Resource protection and public recreation policies have always been subject to the shifting winds of management philosophy governing both national and state parks. Somewhere in the balance, however, parks and preserves have endured as unique places of mind as well as matter. Places of Quiet Beauty allows us to see parks and preserves, forests and wildlife refuges--all those special places that the term "park" conjures up--as measures of our own commitment to caring for the environment. In this broad-ranging book, historian Rebecca Conard examines the complexity of American environmentalism in the twentieth century as manifest in Iowa's state parks and preserves.
Publisher: University of Iowa Press
Number of pages: 382
Weight: 567 g
Dimensions: 241 x 159 x 24 mm
"Places of Quiet Beauty is a wonderfully crafted story about people and politics and how each in turn influenced the other. Rich in biographical detail, Places examines the conflicting demands that are placed on parks and the implications of the constant ebbing and flowing of public and political support. Rebecca Conard, through her wonderful mosaic of people, places, politics, and the environmental movement, reminds us that the maintenance of a strong park program depends on a constantly vigilant public and progressive and supportive legislatures.
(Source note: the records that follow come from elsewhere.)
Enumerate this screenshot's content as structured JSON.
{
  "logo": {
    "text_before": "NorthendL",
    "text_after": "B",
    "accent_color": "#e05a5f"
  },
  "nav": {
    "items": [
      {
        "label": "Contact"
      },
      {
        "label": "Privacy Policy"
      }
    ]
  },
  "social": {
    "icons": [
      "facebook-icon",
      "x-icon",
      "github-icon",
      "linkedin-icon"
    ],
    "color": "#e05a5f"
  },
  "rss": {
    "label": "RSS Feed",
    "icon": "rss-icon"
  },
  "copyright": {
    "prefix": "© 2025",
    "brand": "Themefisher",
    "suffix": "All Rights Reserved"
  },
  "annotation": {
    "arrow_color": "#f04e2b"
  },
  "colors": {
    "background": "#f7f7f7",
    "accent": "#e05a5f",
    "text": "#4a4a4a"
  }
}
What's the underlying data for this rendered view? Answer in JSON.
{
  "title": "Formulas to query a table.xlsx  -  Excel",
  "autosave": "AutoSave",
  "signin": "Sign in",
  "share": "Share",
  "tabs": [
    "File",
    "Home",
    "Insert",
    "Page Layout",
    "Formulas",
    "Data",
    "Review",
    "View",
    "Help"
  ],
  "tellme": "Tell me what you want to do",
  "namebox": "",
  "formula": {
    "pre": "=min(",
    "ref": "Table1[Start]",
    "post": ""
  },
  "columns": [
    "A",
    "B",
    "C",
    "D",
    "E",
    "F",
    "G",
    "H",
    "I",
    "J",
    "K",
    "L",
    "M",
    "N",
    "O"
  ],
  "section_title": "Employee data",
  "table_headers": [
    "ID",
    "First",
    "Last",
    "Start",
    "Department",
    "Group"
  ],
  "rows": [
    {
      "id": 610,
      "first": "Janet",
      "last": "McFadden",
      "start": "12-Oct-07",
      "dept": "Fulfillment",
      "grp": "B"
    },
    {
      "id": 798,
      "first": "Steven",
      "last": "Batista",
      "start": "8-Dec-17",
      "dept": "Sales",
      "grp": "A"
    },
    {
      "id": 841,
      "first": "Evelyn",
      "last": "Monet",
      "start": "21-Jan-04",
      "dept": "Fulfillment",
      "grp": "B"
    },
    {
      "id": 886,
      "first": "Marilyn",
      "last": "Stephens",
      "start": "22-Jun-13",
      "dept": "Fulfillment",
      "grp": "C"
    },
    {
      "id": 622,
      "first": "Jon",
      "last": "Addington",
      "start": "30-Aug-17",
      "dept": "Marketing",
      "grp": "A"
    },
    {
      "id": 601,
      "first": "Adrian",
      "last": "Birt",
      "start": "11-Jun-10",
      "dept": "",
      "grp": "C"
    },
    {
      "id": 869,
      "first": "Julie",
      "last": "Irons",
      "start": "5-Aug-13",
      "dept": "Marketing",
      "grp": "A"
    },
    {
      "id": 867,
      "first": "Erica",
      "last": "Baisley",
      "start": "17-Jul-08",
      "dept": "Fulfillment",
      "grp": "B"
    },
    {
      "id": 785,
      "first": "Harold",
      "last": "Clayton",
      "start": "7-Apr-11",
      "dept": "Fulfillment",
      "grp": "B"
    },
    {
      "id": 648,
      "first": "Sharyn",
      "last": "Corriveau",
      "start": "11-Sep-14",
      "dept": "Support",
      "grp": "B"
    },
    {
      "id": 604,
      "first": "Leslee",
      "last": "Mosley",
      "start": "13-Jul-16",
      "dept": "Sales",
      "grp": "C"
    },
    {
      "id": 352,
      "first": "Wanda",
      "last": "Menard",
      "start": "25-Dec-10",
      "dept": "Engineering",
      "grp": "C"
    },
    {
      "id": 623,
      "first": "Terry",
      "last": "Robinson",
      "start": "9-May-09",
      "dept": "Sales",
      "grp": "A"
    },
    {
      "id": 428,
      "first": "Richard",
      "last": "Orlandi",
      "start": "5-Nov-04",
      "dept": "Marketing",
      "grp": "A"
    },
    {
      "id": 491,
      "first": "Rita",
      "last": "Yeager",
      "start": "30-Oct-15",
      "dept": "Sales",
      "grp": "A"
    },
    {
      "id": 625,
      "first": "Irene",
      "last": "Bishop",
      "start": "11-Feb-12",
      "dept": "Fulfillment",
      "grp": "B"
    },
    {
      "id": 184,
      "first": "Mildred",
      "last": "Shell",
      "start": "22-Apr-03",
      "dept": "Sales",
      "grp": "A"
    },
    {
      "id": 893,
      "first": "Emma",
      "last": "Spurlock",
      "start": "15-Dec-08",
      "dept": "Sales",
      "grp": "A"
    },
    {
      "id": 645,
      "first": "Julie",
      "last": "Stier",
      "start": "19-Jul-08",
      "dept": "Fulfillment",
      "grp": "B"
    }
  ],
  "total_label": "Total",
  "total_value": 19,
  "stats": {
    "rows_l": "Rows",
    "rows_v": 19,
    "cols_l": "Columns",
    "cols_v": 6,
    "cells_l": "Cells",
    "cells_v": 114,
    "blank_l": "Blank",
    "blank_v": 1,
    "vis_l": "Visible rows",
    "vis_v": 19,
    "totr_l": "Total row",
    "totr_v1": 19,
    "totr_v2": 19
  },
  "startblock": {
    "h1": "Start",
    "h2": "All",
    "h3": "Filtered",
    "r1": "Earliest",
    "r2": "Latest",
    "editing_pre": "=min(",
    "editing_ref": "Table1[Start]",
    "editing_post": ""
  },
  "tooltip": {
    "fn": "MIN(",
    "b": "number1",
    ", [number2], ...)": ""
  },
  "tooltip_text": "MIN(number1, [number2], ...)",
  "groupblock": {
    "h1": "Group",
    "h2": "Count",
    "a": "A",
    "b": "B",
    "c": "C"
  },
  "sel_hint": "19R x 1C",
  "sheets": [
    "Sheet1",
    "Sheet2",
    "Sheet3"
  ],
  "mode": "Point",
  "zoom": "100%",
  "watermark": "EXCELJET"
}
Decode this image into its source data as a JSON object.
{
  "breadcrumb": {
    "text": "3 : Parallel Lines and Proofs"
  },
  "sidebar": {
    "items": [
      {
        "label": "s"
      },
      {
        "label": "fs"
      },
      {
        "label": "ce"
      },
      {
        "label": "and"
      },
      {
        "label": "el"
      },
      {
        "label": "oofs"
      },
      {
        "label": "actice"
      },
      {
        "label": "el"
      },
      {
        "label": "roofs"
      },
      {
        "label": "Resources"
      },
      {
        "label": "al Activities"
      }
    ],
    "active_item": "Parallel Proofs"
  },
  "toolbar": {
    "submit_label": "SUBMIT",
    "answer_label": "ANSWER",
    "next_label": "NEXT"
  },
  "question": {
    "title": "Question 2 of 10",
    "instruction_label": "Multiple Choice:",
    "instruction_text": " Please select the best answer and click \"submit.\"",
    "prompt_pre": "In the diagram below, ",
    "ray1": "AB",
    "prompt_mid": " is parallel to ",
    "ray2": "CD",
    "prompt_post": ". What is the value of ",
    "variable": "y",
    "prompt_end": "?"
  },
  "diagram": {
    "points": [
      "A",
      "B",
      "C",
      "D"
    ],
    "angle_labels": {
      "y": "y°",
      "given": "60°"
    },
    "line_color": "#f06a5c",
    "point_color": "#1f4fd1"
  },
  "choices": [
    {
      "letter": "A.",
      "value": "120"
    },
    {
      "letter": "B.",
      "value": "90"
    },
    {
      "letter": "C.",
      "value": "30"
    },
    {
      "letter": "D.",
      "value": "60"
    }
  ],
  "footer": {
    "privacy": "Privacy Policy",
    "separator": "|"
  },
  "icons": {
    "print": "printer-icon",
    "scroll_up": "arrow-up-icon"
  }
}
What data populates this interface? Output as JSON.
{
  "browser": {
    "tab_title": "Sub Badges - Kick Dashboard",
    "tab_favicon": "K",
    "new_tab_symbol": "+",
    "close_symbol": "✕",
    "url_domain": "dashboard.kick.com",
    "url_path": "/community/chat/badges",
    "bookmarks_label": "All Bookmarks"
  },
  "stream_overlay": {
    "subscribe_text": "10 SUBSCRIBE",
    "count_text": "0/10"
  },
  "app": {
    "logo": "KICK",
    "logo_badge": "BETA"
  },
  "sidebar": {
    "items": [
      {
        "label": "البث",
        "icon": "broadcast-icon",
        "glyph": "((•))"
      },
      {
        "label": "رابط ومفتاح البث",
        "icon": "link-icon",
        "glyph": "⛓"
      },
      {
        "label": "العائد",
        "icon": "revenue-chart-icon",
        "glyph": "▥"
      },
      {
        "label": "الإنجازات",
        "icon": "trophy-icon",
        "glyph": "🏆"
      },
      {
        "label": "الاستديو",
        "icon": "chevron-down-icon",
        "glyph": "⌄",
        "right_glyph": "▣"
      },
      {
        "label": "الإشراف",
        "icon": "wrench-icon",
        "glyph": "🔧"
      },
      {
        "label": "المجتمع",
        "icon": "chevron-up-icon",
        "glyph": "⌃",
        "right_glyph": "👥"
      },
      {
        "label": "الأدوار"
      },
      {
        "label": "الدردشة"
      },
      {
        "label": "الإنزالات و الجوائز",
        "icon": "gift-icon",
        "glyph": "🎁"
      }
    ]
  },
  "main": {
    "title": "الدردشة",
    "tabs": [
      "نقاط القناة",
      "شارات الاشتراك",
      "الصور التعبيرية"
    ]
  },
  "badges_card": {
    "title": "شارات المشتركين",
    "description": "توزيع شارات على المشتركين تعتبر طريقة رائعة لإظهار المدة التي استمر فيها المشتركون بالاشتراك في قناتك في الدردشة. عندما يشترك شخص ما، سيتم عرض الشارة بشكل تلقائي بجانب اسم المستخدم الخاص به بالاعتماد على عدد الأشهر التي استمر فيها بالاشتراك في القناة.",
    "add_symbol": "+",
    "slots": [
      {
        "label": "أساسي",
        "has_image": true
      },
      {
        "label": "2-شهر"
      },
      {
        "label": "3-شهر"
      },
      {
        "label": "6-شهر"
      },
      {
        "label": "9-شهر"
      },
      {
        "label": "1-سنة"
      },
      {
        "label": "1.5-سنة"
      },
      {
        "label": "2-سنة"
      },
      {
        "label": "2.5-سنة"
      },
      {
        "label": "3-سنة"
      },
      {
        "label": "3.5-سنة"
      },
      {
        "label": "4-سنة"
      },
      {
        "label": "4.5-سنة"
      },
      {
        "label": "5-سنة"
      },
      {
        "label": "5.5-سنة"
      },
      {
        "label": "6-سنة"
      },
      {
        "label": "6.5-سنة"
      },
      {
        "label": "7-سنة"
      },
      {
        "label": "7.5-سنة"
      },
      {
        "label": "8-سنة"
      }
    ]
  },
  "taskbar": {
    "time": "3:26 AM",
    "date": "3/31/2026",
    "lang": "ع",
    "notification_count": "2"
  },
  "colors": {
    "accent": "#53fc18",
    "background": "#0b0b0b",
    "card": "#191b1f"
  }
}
Enjoyable, educational, and highly readable, Places of Quiet Beauty helps us understand why we treasure our parks and what, in the final analysis, 'land stewardship' really means."--Dwight T. Picaithley, Chief Historian, National Park Service